What the exercise asks |
Only the lines of the data holding the string "Accounts" need to be returned.

Data items
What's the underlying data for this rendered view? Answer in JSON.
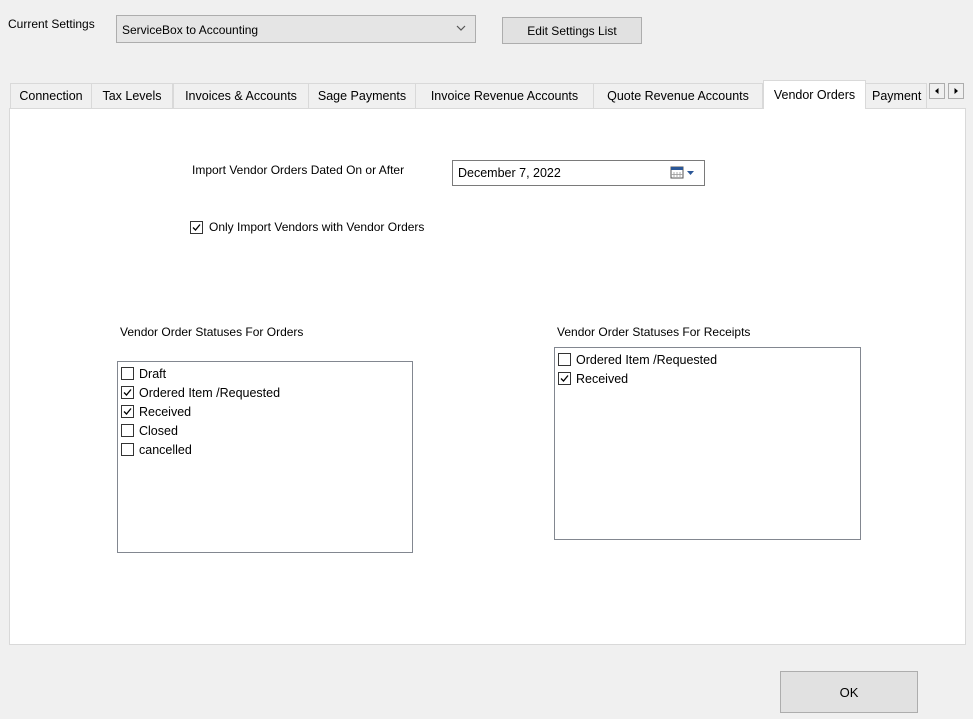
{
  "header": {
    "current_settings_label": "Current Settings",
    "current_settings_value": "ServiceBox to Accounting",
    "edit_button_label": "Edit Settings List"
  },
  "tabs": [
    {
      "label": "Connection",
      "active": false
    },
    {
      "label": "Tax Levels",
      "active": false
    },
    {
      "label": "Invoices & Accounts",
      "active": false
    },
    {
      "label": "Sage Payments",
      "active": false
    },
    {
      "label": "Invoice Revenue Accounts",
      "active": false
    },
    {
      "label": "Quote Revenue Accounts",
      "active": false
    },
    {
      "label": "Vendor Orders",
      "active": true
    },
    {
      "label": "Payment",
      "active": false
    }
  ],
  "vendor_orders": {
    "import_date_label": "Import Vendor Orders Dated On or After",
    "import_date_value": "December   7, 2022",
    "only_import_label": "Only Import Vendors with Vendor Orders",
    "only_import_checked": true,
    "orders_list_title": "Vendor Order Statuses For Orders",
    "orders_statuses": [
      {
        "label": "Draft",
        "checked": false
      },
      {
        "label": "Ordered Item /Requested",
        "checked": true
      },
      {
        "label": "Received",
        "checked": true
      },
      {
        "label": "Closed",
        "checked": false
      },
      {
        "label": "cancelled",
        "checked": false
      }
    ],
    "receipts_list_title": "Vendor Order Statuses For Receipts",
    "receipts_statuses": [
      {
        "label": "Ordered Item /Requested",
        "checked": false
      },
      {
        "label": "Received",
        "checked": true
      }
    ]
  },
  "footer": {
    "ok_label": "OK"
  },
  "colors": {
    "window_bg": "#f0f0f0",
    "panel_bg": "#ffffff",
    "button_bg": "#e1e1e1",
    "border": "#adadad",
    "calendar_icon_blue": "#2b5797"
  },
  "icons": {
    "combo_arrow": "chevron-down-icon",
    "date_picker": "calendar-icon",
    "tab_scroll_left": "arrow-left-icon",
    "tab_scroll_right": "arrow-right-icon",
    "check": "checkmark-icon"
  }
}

Solution |
      "label": "Invoices & Accounts",
      "label": "Invoice Revenue Accounts",
      "label": "Quote Revenue Accounts",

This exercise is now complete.